John Mugo, Twaweza, East Africa, Kenya
side effects of orlistat 120 mg It is November 2007 and I just came back from a lecture at Kenyatta University in Nairobi. Sara is waiting for me. Over coffee, she tells me, “There is this thing that we should go and see in India. I hear they are doing some great work involving citizens to improve education, may have potential for East Africa. A certain man, Rakesh Rajani in Tanzania has invited me to go along and check it out”. The following year, I meet Dana Schmidt, and later,Lynn Murphy, both from the Hewlett Foundation. The Annual Status of Education Report, ASER, gives birth to Uwezo in East Africa. March 2009, I join the bandwagon – pilot, train, pilot again. We assess childrenfor the first time in September 2009. It was an amazing experience, sitting and listening to children read, watching them solve that one last math problem – and – that gaze on their parents’ face! In January 2011, I quit the university to join Uwezo full-time, and life has never been the same again.

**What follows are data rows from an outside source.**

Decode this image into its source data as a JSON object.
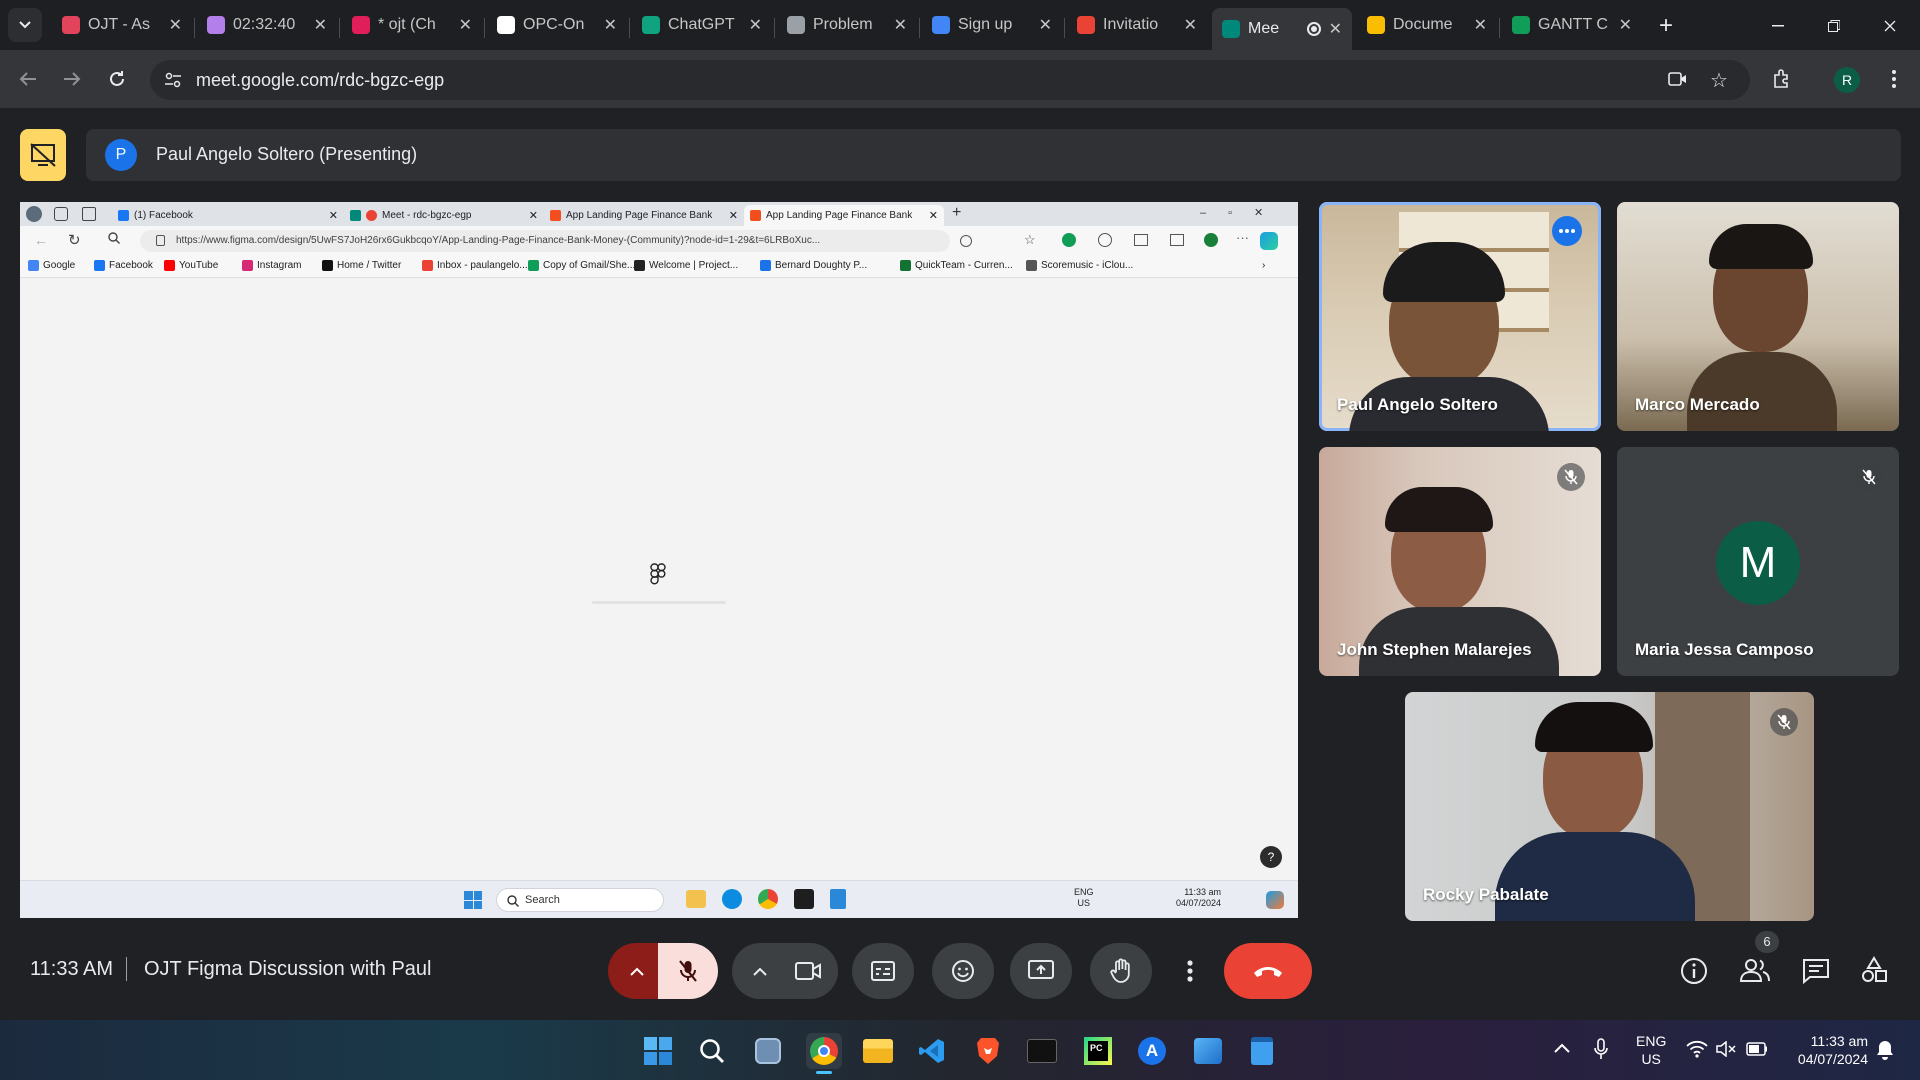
{
  "browser": {
    "tabs": [
      {
        "title": "OJT - As",
        "fav_color": "#e2445c"
      },
      {
        "title": "02:32:40",
        "fav_color": "#b37feb"
      },
      {
        "title": "* ojt (Ch",
        "fav_color": "#e01e5a"
      },
      {
        "title": "OPC-On",
        "fav_color": "#ffffff"
      },
      {
        "title": "ChatGPT",
        "fav_color": "#10a37f"
      },
      {
        "title": "Problem",
        "fav_color": "#9aa0a6"
      },
      {
        "title": "Sign up",
        "fav_color": "#4285f4"
      },
      {
        "title": "Invitatio",
        "fav_color": "#ea4335"
      },
      {
        "title": "Mee",
        "fav_color": "#00897b"
      },
      {
        "title": "Docume",
        "fav_color": "#fbbc04"
      },
      {
        "title": "GANTT C",
        "fav_color": "#0f9d58"
      }
    ],
    "address": "meet.google.com/rdc-bgzc-egp",
    "profile_initial": "R"
  },
  "meet": {
    "presenter_initial": "P",
    "presenting_text": "Paul Angelo Soltero (Presenting)",
    "time": "11:33 AM",
    "meeting_title": "OJT Figma Discussion with Paul",
    "people_count": "6",
    "participants": [
      {
        "name": "Paul Angelo Soltero",
        "muted": false,
        "active": true
      },
      {
        "name": "Marco Mercado",
        "muted": false
      },
      {
        "name": "John Stephen Malarejes",
        "muted": true
      },
      {
        "name": "Maria Jessa Camposo",
        "muted": true,
        "initial": "M",
        "avatar_color": "#0b5e45"
      },
      {
        "name": "Rocky Pabalate",
        "muted": true
      }
    ]
  },
  "shared": {
    "tabs": [
      "(1) Facebook",
      "Meet - rdc-bgzc-egp",
      "App Landing Page Finance Bank",
      "App Landing Page Finance Bank"
    ],
    "url": "https://www.figma.com/design/5UwFS7JoH26rx6GukbcqoY/App-Landing-Page-Finance-Bank-Money-(Community)?node-id=1-29&t=6LRBoXuc...",
    "bookmarks": [
      {
        "label": "Google",
        "color": "#4285f4"
      },
      {
        "label": "Facebook",
        "color": "#1877f2"
      },
      {
        "label": "YouTube",
        "color": "#ff0000"
      },
      {
        "label": "Instagram",
        "color": "#d62976"
      },
      {
        "label": "Home / Twitter",
        "color": "#111111"
      },
      {
        "label": "Inbox - paulangelo...",
        "color": "#ea4335"
      },
      {
        "label": "Copy of Gmail/She...",
        "color": "#0f9d58"
      },
      {
        "label": "Welcome | Project...",
        "color": "#222222"
      },
      {
        "label": "Bernard Doughty P...",
        "color": "#1a73e8"
      },
      {
        "label": "QuickTeam - Curren...",
        "color": "#137333"
      },
      {
        "label": "Scoremusic - iClou...",
        "color": "#555555"
      }
    ],
    "taskbar": {
      "search_placeholder": "Search",
      "lang": "ENG",
      "region": "US",
      "time": "11:33 am",
      "date": "04/07/2024"
    },
    "help": "?"
  },
  "os_taskbar": {
    "lang": "ENG",
    "region": "US",
    "time": "11:33 am",
    "date": "04/07/2024"
  }
}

Since then, I have visited unaccounted villages and accessed numerous children across East Africa. From Turkana to Lamu, from Kalangala to Mbarara, from Mwanza to Mtwara – with so many friends – lost in the lecture room of East Africa’s education. The refreshing oscillation between that long walk in the village, the enriching conversation with parents, local leaders, teachers – “Hey you, what is this Uwezo all about?” – and walking again to assess in the next household, before the sun sets. And under the bright moonlight in forgotten villages, feet aching, sitting, talking and reflecting about the fate of Africa’s education. Then following week, briefing the government on the status of education, and arguing that all children must be taken along, because, it is learning and not schooling that matters.
Now come, its already morning. Let’s hurry up and assess the next child, and tell the next learning story. Come!